━━━ THE INPUT ━━━
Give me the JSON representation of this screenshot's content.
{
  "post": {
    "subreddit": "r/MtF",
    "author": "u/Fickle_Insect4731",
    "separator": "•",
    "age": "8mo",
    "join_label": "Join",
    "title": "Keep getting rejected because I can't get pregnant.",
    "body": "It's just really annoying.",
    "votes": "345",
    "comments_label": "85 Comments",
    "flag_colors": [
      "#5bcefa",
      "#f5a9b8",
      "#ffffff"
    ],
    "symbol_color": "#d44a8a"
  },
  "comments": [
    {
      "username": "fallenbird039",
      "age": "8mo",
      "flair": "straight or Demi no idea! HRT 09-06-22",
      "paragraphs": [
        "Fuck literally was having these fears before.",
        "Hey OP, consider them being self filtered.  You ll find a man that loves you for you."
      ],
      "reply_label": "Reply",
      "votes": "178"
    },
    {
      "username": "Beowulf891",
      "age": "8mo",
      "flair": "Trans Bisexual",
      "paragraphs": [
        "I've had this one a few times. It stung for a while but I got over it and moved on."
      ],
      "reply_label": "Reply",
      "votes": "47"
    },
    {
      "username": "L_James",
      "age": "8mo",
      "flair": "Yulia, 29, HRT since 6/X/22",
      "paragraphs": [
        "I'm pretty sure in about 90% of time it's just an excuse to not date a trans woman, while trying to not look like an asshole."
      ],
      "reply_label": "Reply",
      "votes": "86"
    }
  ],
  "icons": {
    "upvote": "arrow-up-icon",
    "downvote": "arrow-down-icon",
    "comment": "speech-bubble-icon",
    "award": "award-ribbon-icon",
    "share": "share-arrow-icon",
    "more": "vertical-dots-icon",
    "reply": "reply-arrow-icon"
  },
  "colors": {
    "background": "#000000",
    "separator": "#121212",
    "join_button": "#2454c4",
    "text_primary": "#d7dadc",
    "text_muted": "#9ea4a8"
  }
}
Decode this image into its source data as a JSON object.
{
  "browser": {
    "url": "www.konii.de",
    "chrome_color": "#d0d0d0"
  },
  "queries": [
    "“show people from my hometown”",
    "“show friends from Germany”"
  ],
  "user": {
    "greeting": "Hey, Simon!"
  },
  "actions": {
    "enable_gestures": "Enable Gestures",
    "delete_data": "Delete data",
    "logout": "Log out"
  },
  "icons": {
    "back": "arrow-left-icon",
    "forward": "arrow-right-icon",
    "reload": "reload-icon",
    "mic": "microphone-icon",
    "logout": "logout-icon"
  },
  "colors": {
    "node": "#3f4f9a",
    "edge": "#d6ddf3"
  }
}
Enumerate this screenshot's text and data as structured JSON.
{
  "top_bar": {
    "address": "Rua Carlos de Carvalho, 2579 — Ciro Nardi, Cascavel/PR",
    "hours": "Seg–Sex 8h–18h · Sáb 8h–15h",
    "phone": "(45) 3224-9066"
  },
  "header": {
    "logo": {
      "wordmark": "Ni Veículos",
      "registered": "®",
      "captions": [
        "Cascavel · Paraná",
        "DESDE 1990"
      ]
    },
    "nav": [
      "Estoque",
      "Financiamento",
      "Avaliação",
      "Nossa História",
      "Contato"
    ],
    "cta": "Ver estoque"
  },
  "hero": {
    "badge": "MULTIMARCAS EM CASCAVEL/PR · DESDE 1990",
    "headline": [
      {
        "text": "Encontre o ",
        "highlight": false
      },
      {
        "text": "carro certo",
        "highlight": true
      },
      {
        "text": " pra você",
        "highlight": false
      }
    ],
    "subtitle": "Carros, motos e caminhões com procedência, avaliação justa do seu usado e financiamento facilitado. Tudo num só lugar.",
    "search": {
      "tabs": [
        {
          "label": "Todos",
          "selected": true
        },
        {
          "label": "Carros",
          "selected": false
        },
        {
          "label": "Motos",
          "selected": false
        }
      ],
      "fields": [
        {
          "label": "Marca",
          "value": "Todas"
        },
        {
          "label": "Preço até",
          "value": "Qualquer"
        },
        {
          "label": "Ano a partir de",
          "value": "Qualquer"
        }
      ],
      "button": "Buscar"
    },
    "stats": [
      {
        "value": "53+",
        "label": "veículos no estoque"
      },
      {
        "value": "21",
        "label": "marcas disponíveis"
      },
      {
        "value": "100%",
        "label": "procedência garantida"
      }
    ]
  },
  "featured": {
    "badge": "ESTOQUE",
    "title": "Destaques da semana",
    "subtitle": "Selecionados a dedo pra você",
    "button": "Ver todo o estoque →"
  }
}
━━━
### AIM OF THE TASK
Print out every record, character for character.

### ANSWER TO THIS EXERCISE
Give me the JSON representation of this screenshot's content.
{
  "post": {
    "subreddit": "r/MtF",
    "author": "u/Fickle_Insect4731",
    "separator": "•",
    "age": "8mo",
    "join_label": "Join",
    "title": "Keep getting rejected because I can't get pregnant.",
    "body": "It's just really annoying.",
    "votes": "345",
    "comments_label": "85 Comments",
    "flag_colors": [
      "#5bcefa",
      "#f5a9b8",
      "#ffffff"
    ],
    "symbol_color": "#d44a8a"
  },
  "comments": [
    {
      "username": "fallenbird039",
      "age": "8mo",
      "flair": "straight or Demi no idea! HRT 09-06-22",
      "paragraphs": [
        "Fuck literally was having these fears before.",
        "Hey OP, consider them being self filtered.  You ll find a man that loves you for you."
      ],
      "reply_label": "Reply",
      "votes": "178"
    },
    {
      "username": "Beowulf891",
      "age": "8mo",
      "flair": "Trans Bisexual",
      "paragraphs": [
        "I've had this one a few times. It stung for a while but I got over it and moved on."
      ],
      "reply_label": "Reply",
      "votes": "47"
    },
    {
      "username": "L_James",
      "age": "8mo",
      "flair": "Yulia, 29, HRT since 6/X/22",
      "paragraphs": [
        "I'm pretty sure in about 90% of time it's just an excuse to not date a trans woman, while trying to not look like an asshole."
      ],
      "reply_label": "Reply",
      "votes": "86"
    }
  ],
  "icons": {
    "upvote": "arrow-up-icon",
    "downvote": "arrow-down-icon",
    "comment": "speech-bubble-icon",
    "award": "award-ribbon-icon",
    "share": "share-arrow-icon",
    "more": "vertical-dots-icon",
    "reply": "reply-arrow-icon"
  },
  "colors": {
    "background": "#000000",
    "separator": "#121212",
    "join_button": "#2454c4",
    "text_primary": "#d7dadc",
    "text_muted": "#9ea4a8"
  }
}
Decode this image into its source data as a JSON object.
{
  "browser": {
    "url": "www.konii.de",
    "chrome_color": "#d0d0d0"
  },
  "queries": [
    "“show people from my hometown”",
    "“show friends from Germany”"
  ],
  "user": {
    "greeting": "Hey, Simon!"
  },
  "actions": {
    "enable_gestures": "Enable Gestures",
    "delete_data": "Delete data",
    "logout": "Log out"
  },
  "icons": {
    "back": "arrow-left-icon",
    "forward": "arrow-right-icon",
    "reload": "reload-icon",
    "mic": "microphone-icon",
    "logout": "logout-icon"
  },
  "colors": {
    "node": "#3f4f9a",
    "edge": "#d6ddf3"
  }
}
Enumerate this screenshot's text and data as structured JSON.
{
  "top_bar": {
    "address": "Rua Carlos de Carvalho, 2579 — Ciro Nardi, Cascavel/PR",
    "hours": "Seg–Sex 8h–18h · Sáb 8h–15h",
    "phone": "(45) 3224-9066"
  },
  "header": {
    "logo": {
      "wordmark": "Ni Veículos",
      "registered": "®",
      "captions": [
        "Cascavel · Paraná",
        "DESDE 1990"
      ]
    },
    "nav": [
      "Estoque",
      "Financiamento",
      "Avaliação",
      "Nossa História",
      "Contato"
    ],
    "cta": "Ver estoque"
  },
  "hero": {
    "badge": "MULTIMARCAS EM CASCAVEL/PR · DESDE 1990",
    "headline": [
      {
        "text": "Encontre o ",
        "highlight": false
      },
      {
        "text": "carro certo",
        "highlight": true
      },
      {
        "text": " pra você",
        "highlight": false
      }
    ],
    "subtitle": "Carros, motos e caminhões com procedência, avaliação justa do seu usado e financiamento facilitado. Tudo num só lugar.",
    "search": {
      "tabs": [
        {
          "label": "Todos",
          "selected": true
        },
        {
          "label": "Carros",
          "selected": false
        },
        {
          "label": "Motos",
          "selected": false
        }
      ],
      "fields": [
        {
          "label": "Marca",
          "value": "Todas"
        },
        {
          "label": "Preço até",
          "value": "Qualquer"
        },
        {
          "label": "Ano a partir de",
          "value": "Qualquer"
        }
      ],
      "button": "Buscar"
    },
    "stats": [
      {
        "value": "53+",
        "label": "veículos no estoque"
      },
      {
        "value": "21",
        "label": "marcas disponíveis"
      },
      {
        "value": "100%",
        "label": "procedência garantida"
      }
    ]
  },
  "featured": {
    "badge": "ESTOQUE",
    "title": "Destaques da semana",
    "subtitle": "Selecionados a dedo pra você",
    "button": "Ver todo o estoque →"
  }
}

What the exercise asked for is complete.